The Smart Reef installation is the culmination of the monthlong SC7 Expedition meant to get people outdoors statewide from the mountains to the sea.
On July 30, a S.C. Department of Natural Resources vessel will carry 85-pound blocks into the ocean. Then a dive team led by retired Special Forces operators, will place the blocks about 5 miles off Stono Inlet, the waterway between Kiawah Island and Folly Beach where the Stono River reaches the ocean.
The reef blocks will sit near one of the Charleston area's most popular artificial reefs.
Once the structure is assembled, a buoy with satellite communication capabilities will be installed to record wave, water temperature and wind data.
The idea to install the new technology offshore stems from goals of the S.C. Floodwater Commission.
There are more than 40 artificial reefs along the state's coast including old vehicles, boats and bridges, among other things. Marine animals flock to the structures for shelter, food and spawning.
"If we build artificial reefs out there, they're going to modify waves and currents and things like that," said Paul Gayes, a marine science and geology professor at Coastal Carolina University.
So while the structures form these biological functions "why wouldn't it be helpful to institute all these sensors in it to better feed the model system," Gayes said.
This weekend's installation is important because, although the Atlantic Ocean has major influence on South Carolina, there is limited scientific data about the coastal ocean area, such as water quality and temperature.
Gayes said this is partially because it's so tough to work the area.
He is the scientific leader for the SC7 Smart Reef installation. The university has also spearheaded dives to place modular reef sections off Hilton Head Island and North Myrtle Beach.
"We're not only building the reefs, which is where all marine life starts, but we're putting on technology that will allow us to have better capabilities for coastal erosion and other issues associated with sea level rise," said Tom Mullikin, leader of the SC7 Expedition.

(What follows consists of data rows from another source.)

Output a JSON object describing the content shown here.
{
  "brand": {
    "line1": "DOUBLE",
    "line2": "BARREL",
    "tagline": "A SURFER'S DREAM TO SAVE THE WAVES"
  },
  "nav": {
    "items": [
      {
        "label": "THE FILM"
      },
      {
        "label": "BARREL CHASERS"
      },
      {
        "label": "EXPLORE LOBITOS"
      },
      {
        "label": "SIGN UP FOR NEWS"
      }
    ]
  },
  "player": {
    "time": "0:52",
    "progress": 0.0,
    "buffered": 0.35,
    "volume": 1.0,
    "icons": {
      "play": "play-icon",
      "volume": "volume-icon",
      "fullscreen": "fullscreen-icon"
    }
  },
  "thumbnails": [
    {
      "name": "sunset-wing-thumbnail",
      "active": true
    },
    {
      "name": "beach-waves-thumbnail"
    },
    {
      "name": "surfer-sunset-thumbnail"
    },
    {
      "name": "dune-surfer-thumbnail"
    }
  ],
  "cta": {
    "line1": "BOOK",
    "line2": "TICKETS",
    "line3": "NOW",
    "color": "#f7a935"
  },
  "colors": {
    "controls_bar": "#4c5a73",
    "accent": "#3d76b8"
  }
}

The smart reefs in South Carolina will tie into a broader network along the East Coast.
Gayes said the National Oceanic and Atmospheric Administration has a system of about 100 buoys throughout the country, but they are widely spaced.
NOAA's buoys closest to Charleston are about 40 miles south of Edisto Island. The next closest ones are near Cape Fear in North Carolina or Jacksonville, Fla., Gayes said.
These added Smart Reefs — designed to emulate the existing live bottoms — will help better inform for weather modeling and forecasting. Local mariners and others who are interested will be able to access the recorded data in real time online to get a better sense of what the water conditions are like before going out.
"As the state works to increase resilience to extreme weather events, quality data is essential in the development of predictive modeling and planning," said Ben Duncan, chief resilience officer at the S.C. Office of Resilience.
He said understanding how artificial reefs can be used to reduce storm surge, among other things, will be crucial as coastal communities prepare for rising sea levels and potential increased tropical activity.